* U.S. stocks drop sharply as bailout plan moves to vote
* U.S. Treasuries and dollar gain on flight to safety
* Central banks pump cash into paralyzed money markets
* Citigroup buying Wachovia assets
* Handful of European banks partially nationalized
(Updates with central bank cash injections, US markets, new dateline and byline)
By Daniel Bases
NEW YORK, Sept 29 (Reuters) - Investors bought U.S. Treasuries and dumped stocks globally in a scramble for safety on Monday, amid a credit crisis that has U.S. lawmakers moving quickly to vote on a $700 billion financial rescue plan while central banks pumped more money into paralyzed money markets.

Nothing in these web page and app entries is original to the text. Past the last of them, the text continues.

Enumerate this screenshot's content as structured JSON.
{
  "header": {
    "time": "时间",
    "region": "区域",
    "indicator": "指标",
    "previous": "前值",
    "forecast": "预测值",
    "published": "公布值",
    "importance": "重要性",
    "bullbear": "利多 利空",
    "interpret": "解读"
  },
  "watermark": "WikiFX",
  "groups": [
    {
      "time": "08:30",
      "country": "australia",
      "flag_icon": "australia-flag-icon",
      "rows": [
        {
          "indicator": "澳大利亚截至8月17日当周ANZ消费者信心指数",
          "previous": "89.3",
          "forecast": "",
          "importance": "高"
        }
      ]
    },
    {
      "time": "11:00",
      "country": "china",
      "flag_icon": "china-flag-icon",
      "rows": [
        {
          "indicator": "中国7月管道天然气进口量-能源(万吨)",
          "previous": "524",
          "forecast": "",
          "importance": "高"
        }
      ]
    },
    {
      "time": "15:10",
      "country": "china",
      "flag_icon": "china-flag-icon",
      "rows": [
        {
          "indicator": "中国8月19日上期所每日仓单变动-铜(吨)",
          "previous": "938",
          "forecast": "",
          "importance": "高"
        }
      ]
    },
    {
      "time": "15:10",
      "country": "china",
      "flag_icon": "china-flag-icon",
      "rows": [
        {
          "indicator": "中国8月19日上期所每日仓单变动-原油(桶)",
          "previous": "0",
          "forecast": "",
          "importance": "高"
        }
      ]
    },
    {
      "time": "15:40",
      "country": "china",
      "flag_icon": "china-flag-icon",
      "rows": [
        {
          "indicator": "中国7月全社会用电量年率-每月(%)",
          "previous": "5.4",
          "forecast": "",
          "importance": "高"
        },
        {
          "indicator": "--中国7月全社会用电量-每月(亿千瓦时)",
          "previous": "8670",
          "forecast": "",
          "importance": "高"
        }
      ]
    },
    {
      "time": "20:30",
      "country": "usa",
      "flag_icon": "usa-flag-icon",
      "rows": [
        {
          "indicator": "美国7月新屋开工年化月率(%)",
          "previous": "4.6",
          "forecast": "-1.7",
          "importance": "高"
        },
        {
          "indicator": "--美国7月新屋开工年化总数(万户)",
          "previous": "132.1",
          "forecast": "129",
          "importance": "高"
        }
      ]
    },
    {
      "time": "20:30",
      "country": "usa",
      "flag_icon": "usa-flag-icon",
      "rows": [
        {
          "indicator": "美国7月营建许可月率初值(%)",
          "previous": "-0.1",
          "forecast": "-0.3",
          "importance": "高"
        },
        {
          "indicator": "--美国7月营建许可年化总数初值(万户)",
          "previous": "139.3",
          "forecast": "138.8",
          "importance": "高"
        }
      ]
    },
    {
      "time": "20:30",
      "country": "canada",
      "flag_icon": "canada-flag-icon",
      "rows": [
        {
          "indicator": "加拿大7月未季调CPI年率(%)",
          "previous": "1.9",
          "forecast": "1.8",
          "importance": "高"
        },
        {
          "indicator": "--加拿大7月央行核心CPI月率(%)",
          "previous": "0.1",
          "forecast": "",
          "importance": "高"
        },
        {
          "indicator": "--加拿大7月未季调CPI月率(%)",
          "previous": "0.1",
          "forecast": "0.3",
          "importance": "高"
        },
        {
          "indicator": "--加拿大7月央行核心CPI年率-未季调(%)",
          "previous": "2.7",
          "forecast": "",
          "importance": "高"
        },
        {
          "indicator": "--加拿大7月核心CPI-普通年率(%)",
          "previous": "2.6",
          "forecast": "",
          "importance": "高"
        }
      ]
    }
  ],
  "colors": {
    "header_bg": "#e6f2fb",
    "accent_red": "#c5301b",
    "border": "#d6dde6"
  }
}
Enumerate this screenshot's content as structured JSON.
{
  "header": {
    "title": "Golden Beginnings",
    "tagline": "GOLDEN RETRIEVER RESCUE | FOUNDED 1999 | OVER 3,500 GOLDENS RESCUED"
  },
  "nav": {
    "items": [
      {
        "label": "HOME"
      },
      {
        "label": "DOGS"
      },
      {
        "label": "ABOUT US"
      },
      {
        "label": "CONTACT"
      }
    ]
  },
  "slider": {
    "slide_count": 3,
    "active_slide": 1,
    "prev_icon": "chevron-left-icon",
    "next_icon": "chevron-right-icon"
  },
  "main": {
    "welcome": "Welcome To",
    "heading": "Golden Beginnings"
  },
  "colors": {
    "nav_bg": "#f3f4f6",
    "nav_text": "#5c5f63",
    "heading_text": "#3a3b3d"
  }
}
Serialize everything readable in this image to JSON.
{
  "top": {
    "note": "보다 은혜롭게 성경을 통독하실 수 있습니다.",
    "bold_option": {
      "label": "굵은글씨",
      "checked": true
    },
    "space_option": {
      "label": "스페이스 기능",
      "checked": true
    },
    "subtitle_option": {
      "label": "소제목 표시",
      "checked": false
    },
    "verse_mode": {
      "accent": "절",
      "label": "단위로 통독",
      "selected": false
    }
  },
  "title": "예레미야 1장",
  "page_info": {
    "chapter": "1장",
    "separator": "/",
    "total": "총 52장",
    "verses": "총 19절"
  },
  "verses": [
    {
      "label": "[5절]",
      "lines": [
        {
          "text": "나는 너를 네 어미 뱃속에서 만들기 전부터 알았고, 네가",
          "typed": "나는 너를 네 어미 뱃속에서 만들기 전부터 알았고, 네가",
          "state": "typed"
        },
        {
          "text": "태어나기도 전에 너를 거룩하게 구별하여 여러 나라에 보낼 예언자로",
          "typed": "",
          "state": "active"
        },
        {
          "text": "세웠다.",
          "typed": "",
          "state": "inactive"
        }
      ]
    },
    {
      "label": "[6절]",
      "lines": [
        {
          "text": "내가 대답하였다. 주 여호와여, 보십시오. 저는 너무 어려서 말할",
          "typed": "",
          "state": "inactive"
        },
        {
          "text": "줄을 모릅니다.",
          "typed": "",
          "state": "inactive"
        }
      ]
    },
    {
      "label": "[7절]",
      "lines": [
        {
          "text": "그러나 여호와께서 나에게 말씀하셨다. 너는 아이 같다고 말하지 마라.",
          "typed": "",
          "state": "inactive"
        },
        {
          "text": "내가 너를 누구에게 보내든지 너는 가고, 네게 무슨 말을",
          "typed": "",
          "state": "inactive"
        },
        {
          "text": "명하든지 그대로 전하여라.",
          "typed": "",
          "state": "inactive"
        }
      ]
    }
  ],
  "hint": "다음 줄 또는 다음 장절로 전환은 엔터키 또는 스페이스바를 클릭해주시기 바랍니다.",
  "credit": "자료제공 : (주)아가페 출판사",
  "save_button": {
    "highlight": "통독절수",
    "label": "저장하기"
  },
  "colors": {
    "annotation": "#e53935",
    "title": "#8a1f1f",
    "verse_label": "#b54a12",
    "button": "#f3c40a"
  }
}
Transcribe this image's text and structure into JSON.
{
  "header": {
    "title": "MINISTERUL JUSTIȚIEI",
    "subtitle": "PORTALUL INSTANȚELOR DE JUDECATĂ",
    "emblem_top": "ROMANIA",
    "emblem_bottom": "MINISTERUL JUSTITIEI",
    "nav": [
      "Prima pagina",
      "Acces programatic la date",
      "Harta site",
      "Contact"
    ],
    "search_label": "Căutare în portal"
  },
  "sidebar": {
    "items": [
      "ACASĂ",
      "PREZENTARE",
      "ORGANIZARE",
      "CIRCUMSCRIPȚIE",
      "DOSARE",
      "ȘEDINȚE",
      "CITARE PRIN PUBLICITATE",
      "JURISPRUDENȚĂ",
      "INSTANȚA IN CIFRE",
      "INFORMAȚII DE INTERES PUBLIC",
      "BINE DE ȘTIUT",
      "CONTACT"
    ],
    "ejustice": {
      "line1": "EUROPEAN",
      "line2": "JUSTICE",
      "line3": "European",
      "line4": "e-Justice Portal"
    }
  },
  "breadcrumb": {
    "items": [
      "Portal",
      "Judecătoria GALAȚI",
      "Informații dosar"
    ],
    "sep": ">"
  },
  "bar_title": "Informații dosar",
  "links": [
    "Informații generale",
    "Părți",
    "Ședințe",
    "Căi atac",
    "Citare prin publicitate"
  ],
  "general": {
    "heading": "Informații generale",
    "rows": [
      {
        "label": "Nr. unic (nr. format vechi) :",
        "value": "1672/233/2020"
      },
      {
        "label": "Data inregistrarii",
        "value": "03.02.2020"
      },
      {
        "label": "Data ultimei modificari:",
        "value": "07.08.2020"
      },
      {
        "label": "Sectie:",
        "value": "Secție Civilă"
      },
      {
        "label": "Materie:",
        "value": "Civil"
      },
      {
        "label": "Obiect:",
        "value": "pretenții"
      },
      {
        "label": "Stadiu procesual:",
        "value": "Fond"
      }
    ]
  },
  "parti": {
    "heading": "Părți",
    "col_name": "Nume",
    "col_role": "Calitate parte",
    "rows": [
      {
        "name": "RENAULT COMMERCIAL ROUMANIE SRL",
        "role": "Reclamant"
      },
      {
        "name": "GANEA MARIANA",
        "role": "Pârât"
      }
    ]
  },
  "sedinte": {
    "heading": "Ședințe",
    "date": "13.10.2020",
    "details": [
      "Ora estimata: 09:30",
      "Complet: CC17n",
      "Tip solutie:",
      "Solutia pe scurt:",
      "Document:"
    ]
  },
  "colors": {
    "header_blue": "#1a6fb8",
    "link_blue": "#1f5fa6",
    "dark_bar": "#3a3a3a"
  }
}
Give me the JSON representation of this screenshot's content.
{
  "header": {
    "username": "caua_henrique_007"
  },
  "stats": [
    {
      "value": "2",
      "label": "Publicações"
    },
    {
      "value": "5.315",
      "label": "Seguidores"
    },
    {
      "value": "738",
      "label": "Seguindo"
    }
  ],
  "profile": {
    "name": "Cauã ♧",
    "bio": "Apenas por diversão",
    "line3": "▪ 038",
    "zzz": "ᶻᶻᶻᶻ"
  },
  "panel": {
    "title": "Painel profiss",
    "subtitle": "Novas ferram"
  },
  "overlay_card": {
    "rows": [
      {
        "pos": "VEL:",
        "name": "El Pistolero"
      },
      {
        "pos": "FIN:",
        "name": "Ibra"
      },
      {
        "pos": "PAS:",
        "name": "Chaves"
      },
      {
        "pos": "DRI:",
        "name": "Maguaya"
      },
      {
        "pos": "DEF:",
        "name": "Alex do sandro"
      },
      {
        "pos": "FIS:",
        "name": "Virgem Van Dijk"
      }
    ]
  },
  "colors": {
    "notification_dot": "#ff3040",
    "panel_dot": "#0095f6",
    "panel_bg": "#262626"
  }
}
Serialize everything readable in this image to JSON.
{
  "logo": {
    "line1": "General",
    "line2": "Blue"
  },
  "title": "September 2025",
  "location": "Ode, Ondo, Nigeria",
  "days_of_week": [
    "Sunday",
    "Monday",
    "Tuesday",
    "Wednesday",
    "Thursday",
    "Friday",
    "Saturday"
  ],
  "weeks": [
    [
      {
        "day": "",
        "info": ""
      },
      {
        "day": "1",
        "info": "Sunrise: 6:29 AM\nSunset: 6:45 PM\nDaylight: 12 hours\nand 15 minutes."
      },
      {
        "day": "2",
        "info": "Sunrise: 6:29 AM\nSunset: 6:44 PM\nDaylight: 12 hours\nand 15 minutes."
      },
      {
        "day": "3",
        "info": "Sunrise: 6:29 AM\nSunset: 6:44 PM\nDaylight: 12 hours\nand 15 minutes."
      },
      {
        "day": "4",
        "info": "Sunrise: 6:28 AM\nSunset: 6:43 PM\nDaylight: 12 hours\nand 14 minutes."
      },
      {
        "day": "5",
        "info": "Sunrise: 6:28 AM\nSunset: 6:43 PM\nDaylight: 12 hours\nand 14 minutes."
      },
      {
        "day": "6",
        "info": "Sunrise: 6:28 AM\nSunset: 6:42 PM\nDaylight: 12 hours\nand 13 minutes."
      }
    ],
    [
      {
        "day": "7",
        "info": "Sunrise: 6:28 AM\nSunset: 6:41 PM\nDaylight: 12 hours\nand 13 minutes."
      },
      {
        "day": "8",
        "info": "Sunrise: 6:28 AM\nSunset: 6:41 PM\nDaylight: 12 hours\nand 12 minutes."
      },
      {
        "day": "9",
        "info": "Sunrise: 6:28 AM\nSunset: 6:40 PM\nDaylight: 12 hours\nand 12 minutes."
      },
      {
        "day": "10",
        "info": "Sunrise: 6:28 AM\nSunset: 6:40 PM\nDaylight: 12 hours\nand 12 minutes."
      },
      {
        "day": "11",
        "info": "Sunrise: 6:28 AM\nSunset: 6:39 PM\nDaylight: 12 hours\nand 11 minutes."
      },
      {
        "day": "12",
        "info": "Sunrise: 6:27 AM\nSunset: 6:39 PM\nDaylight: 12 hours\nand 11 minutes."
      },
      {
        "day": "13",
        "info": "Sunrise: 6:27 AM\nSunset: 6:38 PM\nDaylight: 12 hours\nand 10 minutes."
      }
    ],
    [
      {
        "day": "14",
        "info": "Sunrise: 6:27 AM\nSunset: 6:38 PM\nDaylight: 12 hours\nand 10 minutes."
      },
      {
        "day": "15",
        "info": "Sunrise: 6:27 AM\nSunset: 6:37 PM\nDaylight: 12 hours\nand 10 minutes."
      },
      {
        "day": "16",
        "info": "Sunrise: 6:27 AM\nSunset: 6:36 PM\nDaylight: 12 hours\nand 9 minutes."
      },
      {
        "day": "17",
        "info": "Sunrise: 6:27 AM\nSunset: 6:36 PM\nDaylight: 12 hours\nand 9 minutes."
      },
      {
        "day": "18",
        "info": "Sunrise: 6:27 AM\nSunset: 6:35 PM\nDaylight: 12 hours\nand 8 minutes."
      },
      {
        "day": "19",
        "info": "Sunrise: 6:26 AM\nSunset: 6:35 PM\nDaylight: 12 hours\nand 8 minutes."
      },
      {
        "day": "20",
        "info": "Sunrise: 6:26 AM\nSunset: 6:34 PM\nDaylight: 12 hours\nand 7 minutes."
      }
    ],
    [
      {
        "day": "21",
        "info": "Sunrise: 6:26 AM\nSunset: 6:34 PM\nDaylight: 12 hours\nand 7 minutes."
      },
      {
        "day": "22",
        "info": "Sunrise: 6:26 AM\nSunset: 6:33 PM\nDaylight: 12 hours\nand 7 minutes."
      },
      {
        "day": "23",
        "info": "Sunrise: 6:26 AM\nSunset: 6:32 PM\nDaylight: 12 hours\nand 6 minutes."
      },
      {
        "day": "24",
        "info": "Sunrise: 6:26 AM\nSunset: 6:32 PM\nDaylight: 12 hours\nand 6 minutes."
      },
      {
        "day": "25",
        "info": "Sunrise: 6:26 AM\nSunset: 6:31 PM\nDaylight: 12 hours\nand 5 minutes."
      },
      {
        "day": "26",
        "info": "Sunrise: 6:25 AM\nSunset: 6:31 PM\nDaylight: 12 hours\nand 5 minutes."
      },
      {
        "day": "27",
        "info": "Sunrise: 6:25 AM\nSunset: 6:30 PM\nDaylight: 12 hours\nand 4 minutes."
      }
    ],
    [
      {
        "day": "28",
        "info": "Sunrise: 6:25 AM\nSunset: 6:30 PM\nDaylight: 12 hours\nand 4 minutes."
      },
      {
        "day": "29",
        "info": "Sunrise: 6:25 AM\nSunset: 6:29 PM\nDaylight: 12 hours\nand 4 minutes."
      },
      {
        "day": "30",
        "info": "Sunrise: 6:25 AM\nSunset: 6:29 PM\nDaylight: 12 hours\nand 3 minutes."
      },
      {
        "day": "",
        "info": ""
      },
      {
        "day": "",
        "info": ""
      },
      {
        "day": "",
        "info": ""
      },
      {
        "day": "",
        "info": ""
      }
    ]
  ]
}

Gold prices surged in the search for safety while a handful of banks in Europe were partially nationalized over the weekend to protect them from failure.
To counteract the financial crisis that has spread worldwide from last year’s U.S. mortgage market meltdown, the Federal Reserve announced a $330 billion expansion of arrangements to boost U.S. dollar liquidity throughout the global financial system which has become paralyzed by fear.
The euro fell nearly 2.0 percent against the U.S. dollar at one point, but has since gained back some ground. Emerging market currencies were pulled lower against the U.S. dollar in a flight to safety.
“With the news of Wachovia this morning, Washington Mutual last week, it just seems a lot of these banks are getting whacked,” said Cleveland Rueckert, market analyst at Birinyi Associates Inc in Stamford, Connecticut.
“People are apprehensive this morning that it (the U.S. bailout plan) might not get passed and we’re going to continue to see bank failures,” he added.
U.S. Treasury debt prices soared as cash poured into the market looking for a safe haven. The benchmark 10-year Treasury US10YT=RR was up more than 1-1/2 points in price, pushing the yield down to 3.67 percent.
“The Treasury market was already rallying strong and has spiked to new highs in the wake of this (Fed announcement), in part related to the crisis nature of the actions,” said John Canavan, market analyst at research company Stone & McCarthy in Princeton, New Jersey.
The picture was bloodier in U.S. stock markets where the benchmark Standard & Poor's 500 stock index .SPX fell 37.70 points, or 3.11 percent, to 1,175.31.
The Dow Jones industrial average .DJI dropped 242.45 points, or 2.18 percent, to 10,900.68.
MSCI's main world equity index .MIWD00000PUS plunged 4.13 percent on Monday, putting on track for the biggest one-day loss in at least 20 years. The index is at its lowest level since Sept. 18.
MSCI's emerging markets stock index dropped 5.85 percent .MSCIEF while yield spreads widened by 21 basis points to 400 basis points between U.S. Treasuries and emerging market sovereign bonds 11EMJ, indicating low risk appetite.
U.S. light crude oil futures CLc1 fell 6.05 percent, reflecting growing concerns over energy demand as the financial crisis spread further to Europe.
Gold XAU= gained 1.80 percent to $894.20 an ounce.
FAILURES AND SAVIORS
The intensity of the credit crisis has increased in Europe, sending the FTSEurofirst 300 index of top European shares down 4.82 percent to a 2-1/2 year low.
“A rescue plan worth 700 billion is simply not enough to overcome the crisis for the foreseeable future. If anything, all the real economy problems will escalate as a result in the foreseeable future,” said Carsten Klude, strategist at MM Warburg.
The yield on the two-year benchmark European government bond fell to a five month low, dropping more than 40 basis points to as low as 3.424 percent EU2YT=RR.
The Belgian, Dutch and Luxembourg governments rescued financial firm Fortis FOR.BR over the weekend to prevent a domino-like spread of failure.
Moreover, Iceland's government bought a 75 percent stake to take control of Glitnir GLB.IC after the bank's funding position deteriorated in recent days, knocking the crown currency to record lows against the euro.
German lender Hypo Real Estate HRXG.DE struck a last-minute deal with the government and a consortium of banks to resolve a refinancing squeeze.
“The nationalizations have an incredibly negative read across the sector,” said Mark Sartori, head of European sales trading at Fox-Pitt, Kelton. “The contagion is spreading to mainland Europe and everyone’s asking: who’s next?”
The dollar rose 0.60 percent against a basket of six major currencies .DXY.
Highlighting escalating tensions in the money market, the interbank cost of borrowing euros for three months rose to all-time highs of 5.2250 percent at the London fixing LIBOR, more than 100 basis points above expected interest rates. (Additional reporting by Ellis Mnyandu, John Parry, Burton Frierson in New York and Natsuko Waki, Naomi Tajitsu, and Sarah Marsh in London;)